Snapshots of research in Maputo, Mozambique – Rosalie Hans

Being back in Mozambique for the first time since 2010 provides an interesting mixture of recognition, nostalgia and learning about the many changes the country has gone through in the last 9 years. I am fortunate to be here for one month for a pilot study on maritime museums and how these institutions can increase their role and relevance for their maritime communities. This collaborative project with Daniel Inoque of the Instituto Superior de Artes e Cultura has led us to research the Museu das Pescas in Maputo and the Museu da Marinha on Mozambique Island (Ilha de Moçambique). The first museum was opened in 2014 and shows the traditional fishing culture of the Mozambican coast in a modern building while the naval museum has been open since 1969 and forms part of a museum complex with the Palacio de São Paulo and the Museum of Sacred Art, located in a monumental building.

 

Apart from the challenge of speaking Portuguese the entire day, which I love but at times requires the patience of my colleagues, there are so many other aspects of the research that are not strictly speaking ‘research activities’ but nonetheless are necessary to make the research happen. While I was aware of this from my own PhD research in Kenya and Uganda, I still underestimated the time we are spending in meetings, making phone calls and negotiating administrative and infrastructural issues. As an early career researcher this is a useful lesson to be reminded of and hopefully the connections made and network built over these few weeks will be the foundations of future research in Mozambique on maritime cultural heritage.

 

The research so far, and the meetings with the fishing community of Costa do Sol in Maputo in particular, has been rewarding and insightful. The Conselho Comunitário de Pesca (CCP) or the Community Council of Fisheries is an active organisation at Costa do Sol, a neighbourhood known as Bairro dos Pescadores, where, unsurprisingly, the majority of people lives from artisanal (or small-scale) fishing. The president and secretary of the CCP helped us to invite different people to talk to about their perspective on fishing culture, their lives and current issues and challenges in their community and we conducted a number of interviews, returning another day for a group meeting.

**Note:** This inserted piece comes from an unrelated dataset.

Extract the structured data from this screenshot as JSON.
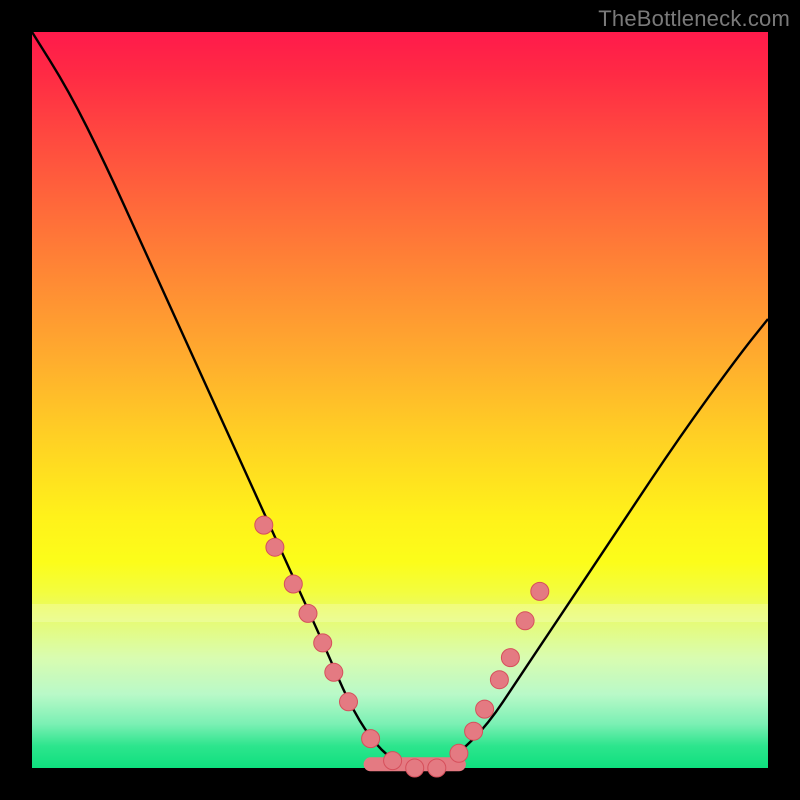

The different people we spoke to were keen to get across the importance of knowledge about different types of fish and preservation of the maritime ecosystem in Maputo Bay. While they showed pride in the boats they built, owned and maintained, the increase in the number of fishermen and the decrease of the average daily catch led our participants to conclude that they wanted a better life for their children outside of the fishing industry. They generally found that many Mozambicans and visitors were unaware of the hardships of fishing life.

 

In the Baixa of Maputo the Museu das Pescas is still developing its vision and direction for the future. The current indoor and outdoor exhibitions focus mainly on the material culture of the artisanal fishing industry but museum staff expressed plans to broaden its remit to include more of Mozambique’s diverse maritime heritage. We discussed how such an expansion could include the ideas of fishing communities, could be used to give visibility to the challenges of the fishing communities along the Mozambican coast and allow them to feel pride and ownership of their knowledge and skills.

 

The research continues this week in Mozambique Island, a UNESCO world heritage site in the north of Mozambique where centuries of global trade, occupation, resistance and renewal have led to a unique architectural mixture, with many different aspects of maritime cultural heritage to be considered. More on that in the next blog! Questions, suggestions and comments are always welcome, just email me on Rosalie.Hans@nottingham.ac.uk!